On May 14th, 2014 Suffolk County amended its "Human Rights Law" to make it illegal to discriminate against someone who's using Section 8 vouchers. "Workforce Housing" is a convenient title but in no way limits ...more
By ChrisDiPetta (37), on May 10, 16 8:54 AM
1 member liked this comment
What part of preference to volunteer firemen, EMT's, veterans etc. don't you understand? These are not dirt-cheap apartments. There is a huge need in our area for affordable housing for local people. A 1000 sq foot starter house is 500-600K here.

Funny how all of the negative comments are coming from Hampton Bays and beyond.
By harbor (415), East Hampton on May 10, 16 2:01 PM
Do you still stand by your statement that these apartments won't be available as Section 8 rentals?

The preferences you describe are unenforceable and in some cases, illegal (IE, Veterans, since military status is explicitly not permitted to be used as a factor in housing decisions in NYS).

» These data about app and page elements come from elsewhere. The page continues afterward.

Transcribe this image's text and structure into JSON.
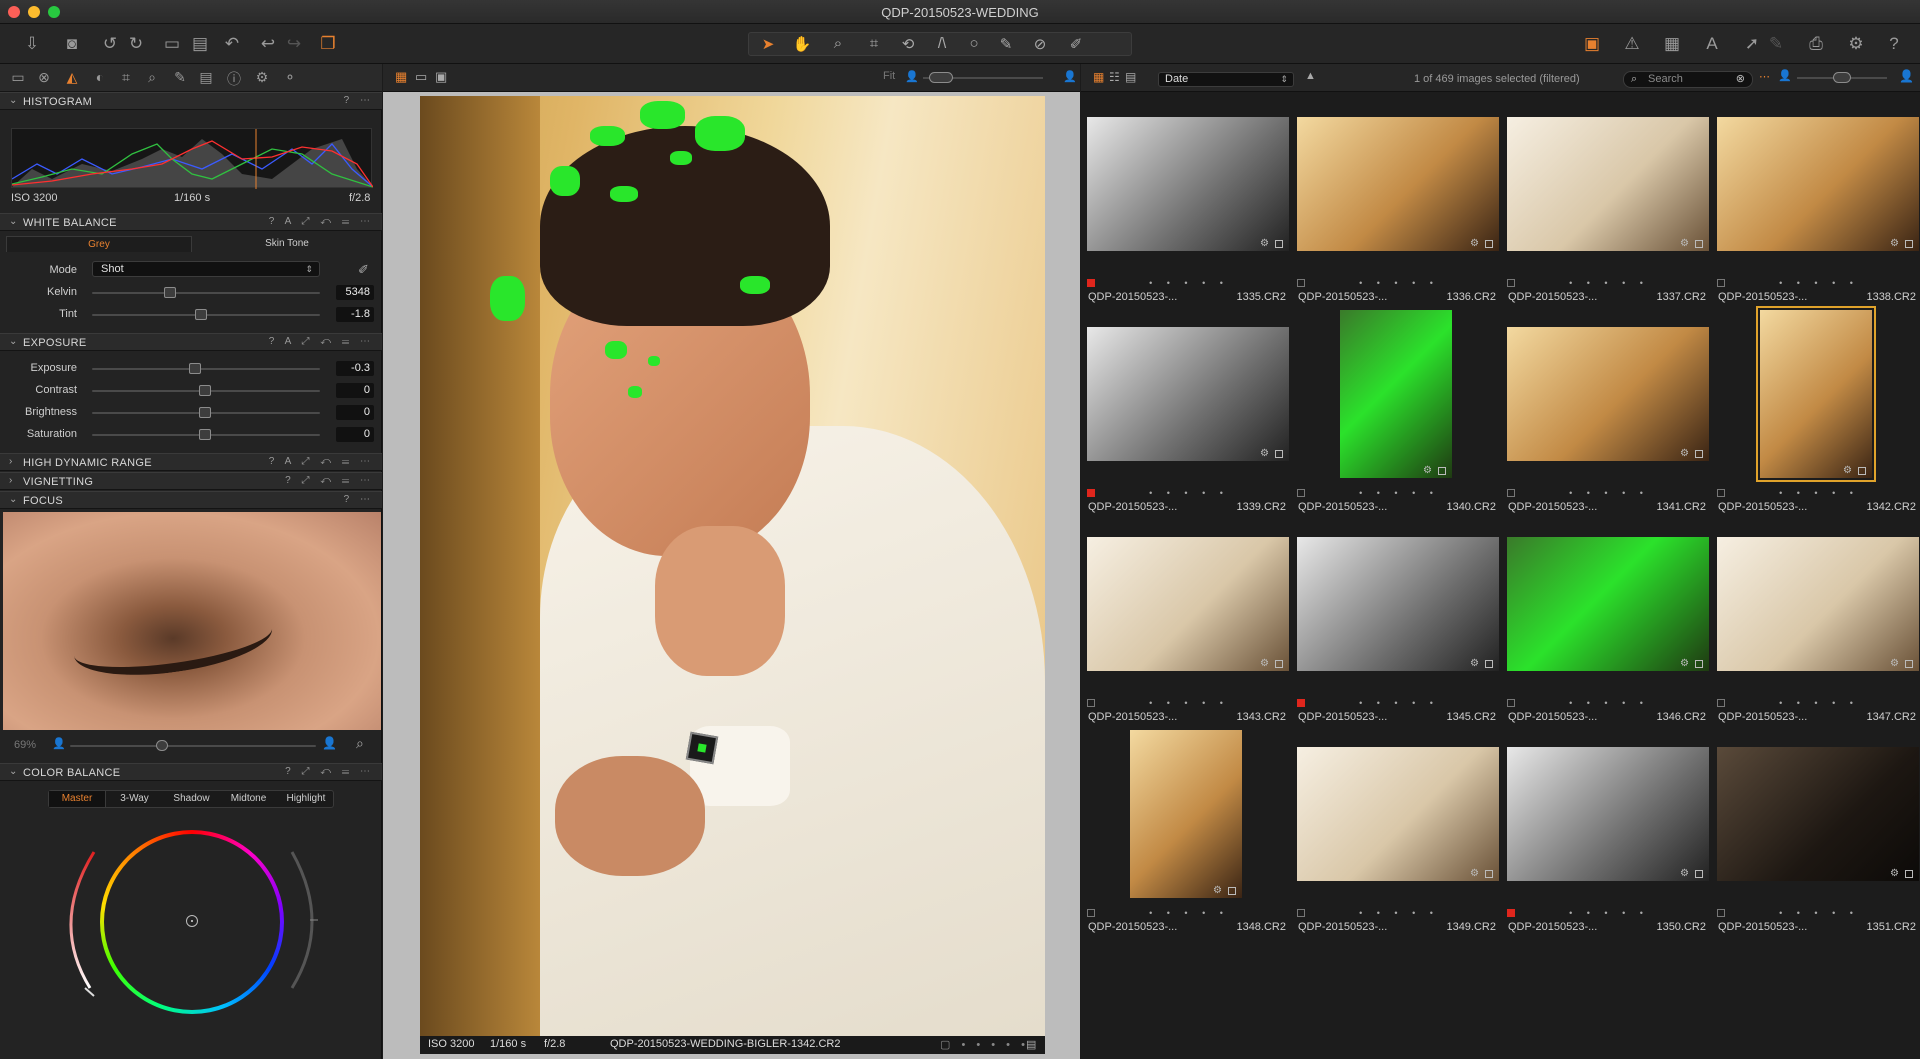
{
  "window": {
    "title": "QDP-20150523-WEDDING"
  },
  "histogram": {
    "title": "HISTOGRAM",
    "iso": "ISO 3200",
    "shutter": "1/160 s",
    "aperture": "f/2.8"
  },
  "white_balance": {
    "title": "WHITE BALANCE",
    "tabs": [
      "Grey",
      "Skin Tone"
    ],
    "mode_label": "Mode",
    "mode_value": "Shot",
    "kelvin_label": "Kelvin",
    "kelvin_value": "5348",
    "tint_label": "Tint",
    "tint_value": "-1.8"
  },
  "exposure": {
    "title": "EXPOSURE",
    "rows": [
      {
        "label": "Exposure",
        "value": "-0.3"
      },
      {
        "label": "Contrast",
        "value": "0"
      },
      {
        "label": "Brightness",
        "value": "0"
      },
      {
        "label": "Saturation",
        "value": "0"
      }
    ]
  },
  "sections": {
    "hdr": "HIGH DYNAMIC RANGE",
    "vignetting": "VIGNETTING",
    "focus": "FOCUS",
    "color_balance": "COLOR BALANCE"
  },
  "focus": {
    "zoom": "69%"
  },
  "color_balance": {
    "tabs": [
      "Master",
      "3-Way",
      "Shadow",
      "Midtone",
      "Highlight"
    ]
  },
  "viewer": {
    "fit_label": "Fit",
    "footer": {
      "iso": "ISO 3200",
      "shutter": "1/160 s",
      "aperture": "f/2.8",
      "filename": "QDP-20150523-WEDDING-BIGLER-1342.CR2"
    }
  },
  "browser": {
    "sort_value": "Date",
    "selection_count": "1 of 469 images selected (filtered)",
    "search_placeholder": "Search",
    "thumbnails": [
      {
        "prefix": "QDP-20150523-...",
        "suffix": "1335.CR2",
        "tag": "red",
        "style": "bw",
        "selected": false
      },
      {
        "prefix": "QDP-20150523-...",
        "suffix": "1336.CR2",
        "tag": "none",
        "style": "warm",
        "selected": false
      },
      {
        "prefix": "QDP-20150523-...",
        "suffix": "1337.CR2",
        "tag": "none",
        "style": "light",
        "selected": false
      },
      {
        "prefix": "QDP-20150523-...",
        "suffix": "1338.CR2",
        "tag": "none",
        "style": "warm",
        "selected": false
      },
      {
        "prefix": "QDP-20150523-...",
        "suffix": "1339.CR2",
        "tag": "red",
        "style": "bw",
        "selected": false
      },
      {
        "prefix": "QDP-20150523-...",
        "suffix": "1340.CR2",
        "tag": "none",
        "style": "green",
        "selected": false
      },
      {
        "prefix": "QDP-20150523-...",
        "suffix": "1341.CR2",
        "tag": "none",
        "style": "warm",
        "selected": false
      },
      {
        "prefix": "QDP-20150523-...",
        "suffix": "1342.CR2",
        "tag": "none",
        "style": "warm",
        "selected": true
      },
      {
        "prefix": "QDP-20150523-...",
        "suffix": "1343.CR2",
        "tag": "none",
        "style": "light",
        "selected": false
      },
      {
        "prefix": "QDP-20150523-...",
        "suffix": "1345.CR2",
        "tag": "red",
        "style": "bw",
        "selected": false
      },
      {
        "prefix": "QDP-20150523-...",
        "suffix": "1346.CR2",
        "tag": "none",
        "style": "green",
        "selected": false
      },
      {
        "prefix": "QDP-20150523-...",
        "suffix": "1347.CR2",
        "tag": "none",
        "style": "light",
        "selected": false
      },
      {
        "prefix": "QDP-20150523-...",
        "suffix": "1348.CR2",
        "tag": "none",
        "style": "warm",
        "selected": false
      },
      {
        "prefix": "QDP-20150523-...",
        "suffix": "1349.CR2",
        "tag": "none",
        "style": "light",
        "selected": false
      },
      {
        "prefix": "QDP-20150523-...",
        "suffix": "1350.CR2",
        "tag": "red",
        "style": "bw",
        "selected": false
      },
      {
        "prefix": "QDP-20150523-...",
        "suffix": "1351.CR2",
        "tag": "none",
        "style": "dark",
        "selected": false
      }
    ]
  },
  "colors": {
    "accent": "#e8812f",
    "selection": "#e0a32b",
    "red_tag": "#e0261d",
    "focus_mask": "#29e62b"
  }
}
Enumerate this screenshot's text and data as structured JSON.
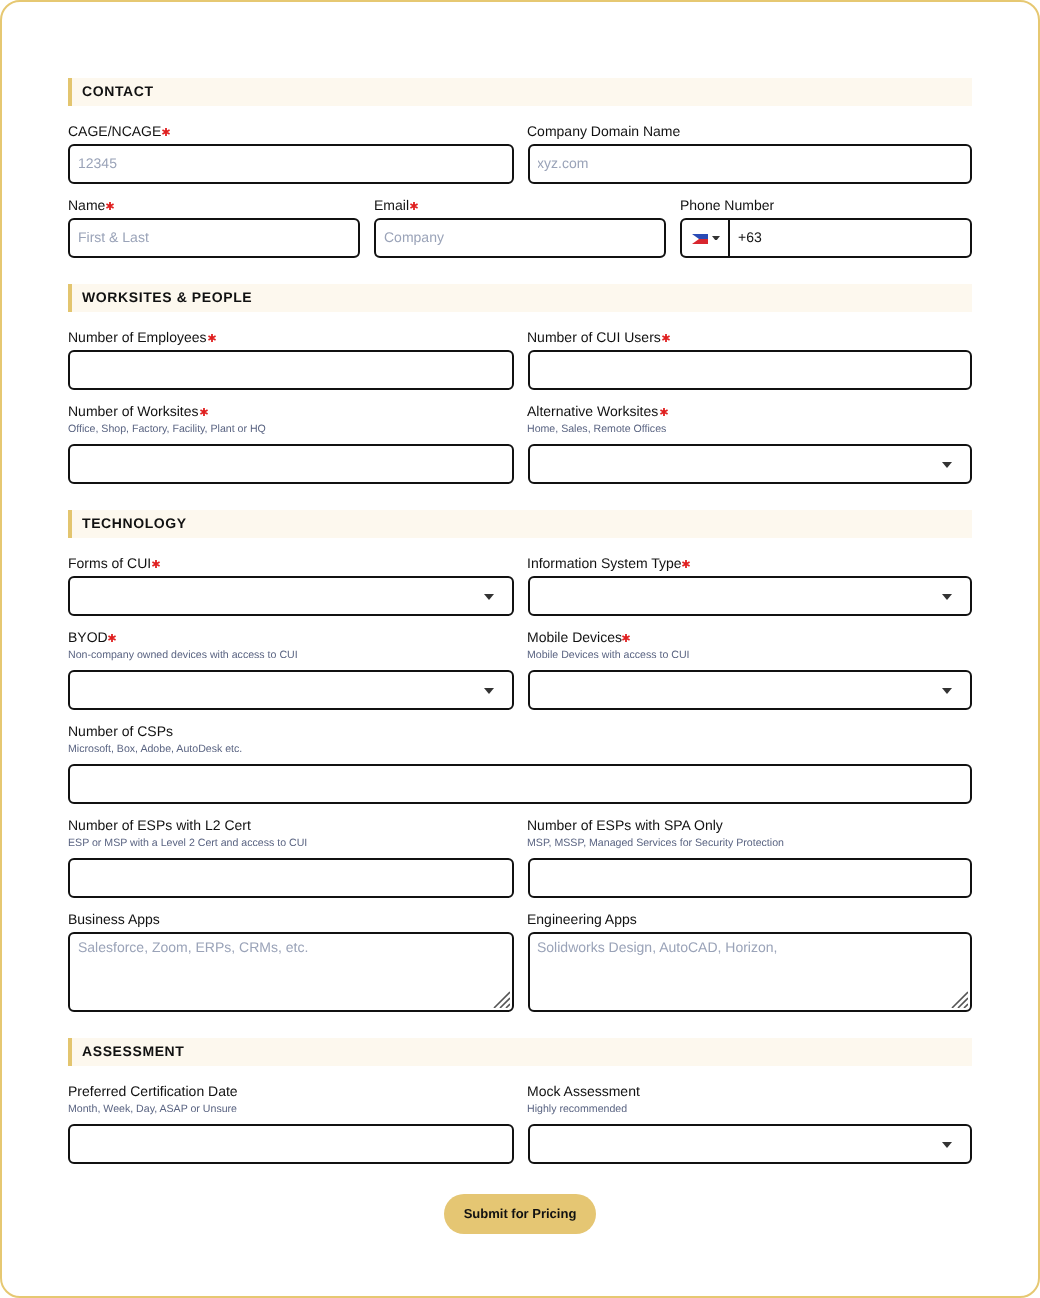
{
  "sections": [
    {
      "title": "CONTACT",
      "rows": [
        {
          "fields": [
            {
              "label": "CAGE/NCAGE",
              "required": true,
              "kind": "text",
              "placeholder": "12345"
            },
            {
              "label": "Company Domain Name",
              "required": false,
              "kind": "text",
              "placeholder": "xyz.com"
            }
          ]
        },
        {
          "fields": [
            {
              "label": "Name",
              "required": true,
              "kind": "text",
              "placeholder": "First & Last"
            },
            {
              "label": "Email",
              "required": true,
              "kind": "text",
              "placeholder": "Company"
            },
            {
              "label": "Phone Number",
              "required": false,
              "kind": "phone",
              "value": "+63"
            }
          ]
        }
      ]
    },
    {
      "title": "WORKSITES & PEOPLE",
      "rows": [
        {
          "fields": [
            {
              "label": "Number of Employees",
              "required": true,
              "kind": "text"
            },
            {
              "label": "Number of CUI Users",
              "required": true,
              "kind": "text"
            }
          ]
        },
        {
          "fields": [
            {
              "label": "Number of Worksites",
              "required": true,
              "hint": "Office, Shop, Factory, Facility, Plant or HQ",
              "kind": "text"
            },
            {
              "label": "Alternative Worksites",
              "required": true,
              "hint": "Home, Sales, Remote Offices",
              "kind": "select"
            }
          ]
        }
      ]
    },
    {
      "title": "TECHNOLOGY",
      "rows": [
        {
          "fields": [
            {
              "label": "Forms of CUI",
              "required": true,
              "kind": "select"
            },
            {
              "label": "Information System Type",
              "required": true,
              "kind": "select"
            }
          ]
        },
        {
          "fields": [
            {
              "label": "BYOD",
              "required": true,
              "hint": "Non-company owned devices with access to CUI",
              "kind": "select"
            },
            {
              "label": "Mobile Devices",
              "required": true,
              "hint": "Mobile Devices with access to CUI",
              "kind": "select"
            }
          ]
        },
        {
          "fields": [
            {
              "label": "Number of CSPs",
              "required": false,
              "hint": "Microsoft, Box, Adobe, AutoDesk etc.",
              "kind": "text"
            }
          ]
        },
        {
          "fields": [
            {
              "label": "Number of ESPs with L2 Cert",
              "required": false,
              "hint": "ESP or MSP with a Level 2 Cert and access to CUI",
              "kind": "text"
            },
            {
              "label": "Number of ESPs with SPA Only",
              "required": false,
              "hint": "MSP, MSSP, Managed Services for Security Protection",
              "kind": "text"
            }
          ]
        },
        {
          "fields": [
            {
              "label": "Business Apps",
              "required": false,
              "kind": "textarea",
              "placeholder": "Salesforce, Zoom, ERPs, CRMs, etc."
            },
            {
              "label": "Engineering Apps",
              "required": false,
              "kind": "textarea",
              "placeholder": "Solidworks Design, AutoCAD, Horizon,"
            }
          ]
        }
      ]
    },
    {
      "title": "ASSESSMENT",
      "rows": [
        {
          "fields": [
            {
              "label": "Preferred Certification Date",
              "required": false,
              "hint": "Month, Week, Day, ASAP or Unsure",
              "kind": "text"
            },
            {
              "label": "Mock Assessment",
              "required": false,
              "hint": "Highly recommended",
              "kind": "select"
            }
          ]
        }
      ]
    }
  ],
  "submit": "Submit for Pricing"
}
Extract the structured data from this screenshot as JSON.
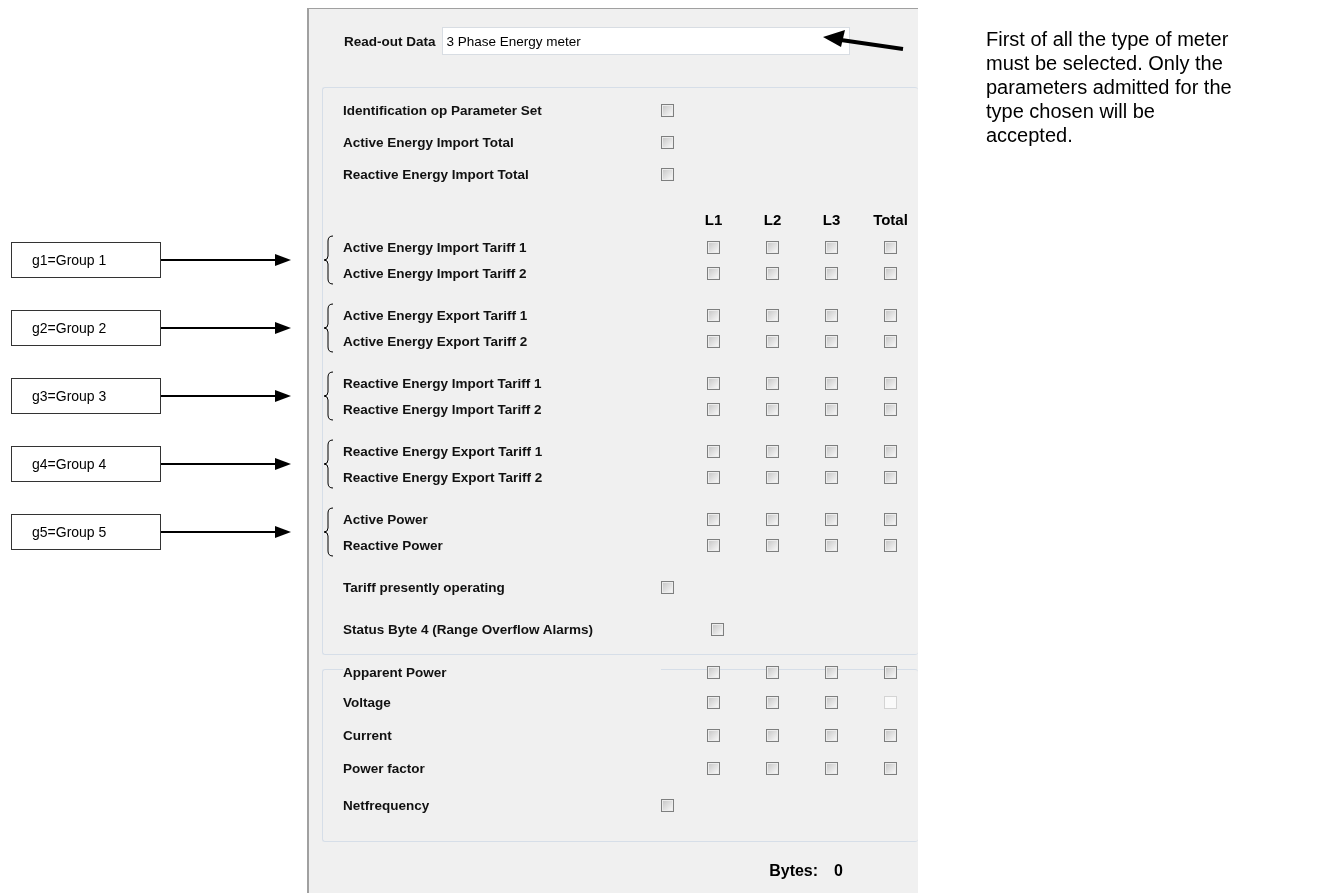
{
  "read_out_data": {
    "label": "Read-out Data",
    "value": "3 Phase Energy meter"
  },
  "note": "First of all the type of meter must be selected. Only the parameters admitted for the type chosen will be accepted.",
  "parameters": {
    "top_items": [
      {
        "label": "Identification op Parameter Set",
        "checked": false
      },
      {
        "label": "Active Energy Import Total",
        "checked": false
      },
      {
        "label": "Reactive Energy Import Total",
        "checked": false
      }
    ],
    "columns": [
      "L1",
      "L2",
      "L3",
      "Total"
    ],
    "groups": [
      {
        "callout": "g1=Group 1",
        "rows": [
          {
            "label": "Active Energy Import Tariff 1",
            "cells": [
              {
                "checked": false
              },
              {
                "checked": false
              },
              {
                "checked": false
              },
              {
                "checked": false
              }
            ]
          },
          {
            "label": "Active Energy Import Tariff 2",
            "cells": [
              {
                "checked": false
              },
              {
                "checked": false
              },
              {
                "checked": false
              },
              {
                "checked": false
              }
            ]
          }
        ]
      },
      {
        "callout": "g2=Group 2",
        "rows": [
          {
            "label": "Active Energy Export Tariff 1",
            "cells": [
              {
                "checked": false
              },
              {
                "checked": false
              },
              {
                "checked": false
              },
              {
                "checked": false
              }
            ]
          },
          {
            "label": "Active Energy Export Tariff 2",
            "cells": [
              {
                "checked": false
              },
              {
                "checked": false
              },
              {
                "checked": false
              },
              {
                "checked": false
              }
            ]
          }
        ]
      },
      {
        "callout": "g3=Group 3",
        "rows": [
          {
            "label": "Reactive Energy Import Tariff 1",
            "cells": [
              {
                "checked": false
              },
              {
                "checked": false
              },
              {
                "checked": false
              },
              {
                "checked": false
              }
            ]
          },
          {
            "label": "Reactive Energy Import Tariff 2",
            "cells": [
              {
                "checked": false
              },
              {
                "checked": false
              },
              {
                "checked": false
              },
              {
                "checked": false
              }
            ]
          }
        ]
      },
      {
        "callout": "g4=Group 4",
        "rows": [
          {
            "label": "Reactive Energy Export Tariff 1",
            "cells": [
              {
                "checked": false
              },
              {
                "checked": false
              },
              {
                "checked": false
              },
              {
                "checked": false
              }
            ]
          },
          {
            "label": "Reactive Energy Export Tariff 2",
            "cells": [
              {
                "checked": false
              },
              {
                "checked": false
              },
              {
                "checked": false
              },
              {
                "checked": false
              }
            ]
          }
        ]
      },
      {
        "callout": "g5=Group 5",
        "rows": [
          {
            "label": "Active Power",
            "cells": [
              {
                "checked": false
              },
              {
                "checked": false
              },
              {
                "checked": false
              },
              {
                "checked": false
              }
            ]
          },
          {
            "label": "Reactive Power",
            "cells": [
              {
                "checked": false
              },
              {
                "checked": false
              },
              {
                "checked": false
              },
              {
                "checked": false
              }
            ]
          }
        ]
      }
    ],
    "bottom_items": [
      {
        "label": "Tariff presently operating",
        "checked": false
      },
      {
        "label": "Status Byte 4 (Range Overflow Alarms)",
        "checked": false
      }
    ]
  },
  "apparent": {
    "rows": [
      {
        "label": "Apparent Power",
        "cells": [
          {
            "checked": false,
            "disabled": false
          },
          {
            "checked": false,
            "disabled": false
          },
          {
            "checked": false,
            "disabled": false
          },
          {
            "checked": false,
            "disabled": false
          }
        ]
      },
      {
        "label": "Voltage",
        "cells": [
          {
            "checked": false,
            "disabled": false
          },
          {
            "checked": false,
            "disabled": false
          },
          {
            "checked": false,
            "disabled": false
          },
          {
            "checked": false,
            "disabled": true
          }
        ]
      },
      {
        "label": "Current",
        "cells": [
          {
            "checked": false,
            "disabled": false
          },
          {
            "checked": false,
            "disabled": false
          },
          {
            "checked": false,
            "disabled": false
          },
          {
            "checked": false,
            "disabled": false
          }
        ]
      },
      {
        "label": "Power factor",
        "cells": [
          {
            "checked": false,
            "disabled": false
          },
          {
            "checked": false,
            "disabled": false
          },
          {
            "checked": false,
            "disabled": false
          },
          {
            "checked": false,
            "disabled": false
          }
        ]
      },
      {
        "label": "Netfrequency",
        "cells": [
          {
            "checked": false,
            "disabled": false
          }
        ]
      }
    ]
  },
  "bytes": {
    "label": "Bytes:",
    "value": "0"
  }
}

There are many projects like this that have been going up at the urging of the department of Housing and Urban Development. Right now the Section 8 voucher rate for a 2 bedroom in Suffolk is ...more
By ChrisDiPetta (37), on May 10, 16 5:32 PM
1 member liked this comment
Technically, you are correct that Section 8 rentals are permitted. But
typically I think of Section 8 housing as a dumping ground for the unemployed which won't happen in this instance due to the preferences specified specified and the high median income out on the East End.
By harbor (415), East Hampton on May 11, 16 8:04 AM
But not in this case. Family has to have decent income to qualify even at 30% level based on high median income and rents here.
By harbor (415), East Hampton on May 11, 16 10:01 AM
They never talk about the PILOT's. Always a significant net loss and always absorbed by the tax payers in the community.
Once again the high density project rears its ugly head. Follow the $ and see who benefits most from this model. Hint, it's not the community.
By Craigcat (258), Speonk on May 10, 16 10:03 AM
1 member liked this comment
There's one main reason most people choose to live year round in the Hamptons. The low density population we have for 8 months of the year. Sure we can live in western Suffolk where we can find houses maybe more affordable and closer to jobs but we chose to live and raise our families out east for a better quality of life. That better quality of life costs more money that we work hard for it. Why is it the towns job to find affordable housing? I don't want more condos/apts/complexes raised that ...more
By GoldenBoy (351), EastEnd on May 11, 16 4:34 PM
1 member liked this comment
This is a done deal hatched at the eleventh hour to save face about the Board's "backdown" on putting housing in Wainscott. If they were serious they would have done both. All smoke and mirrors to get elected ...
By Board Watcher (534), East Hampton on May 15, 16 9:50 AM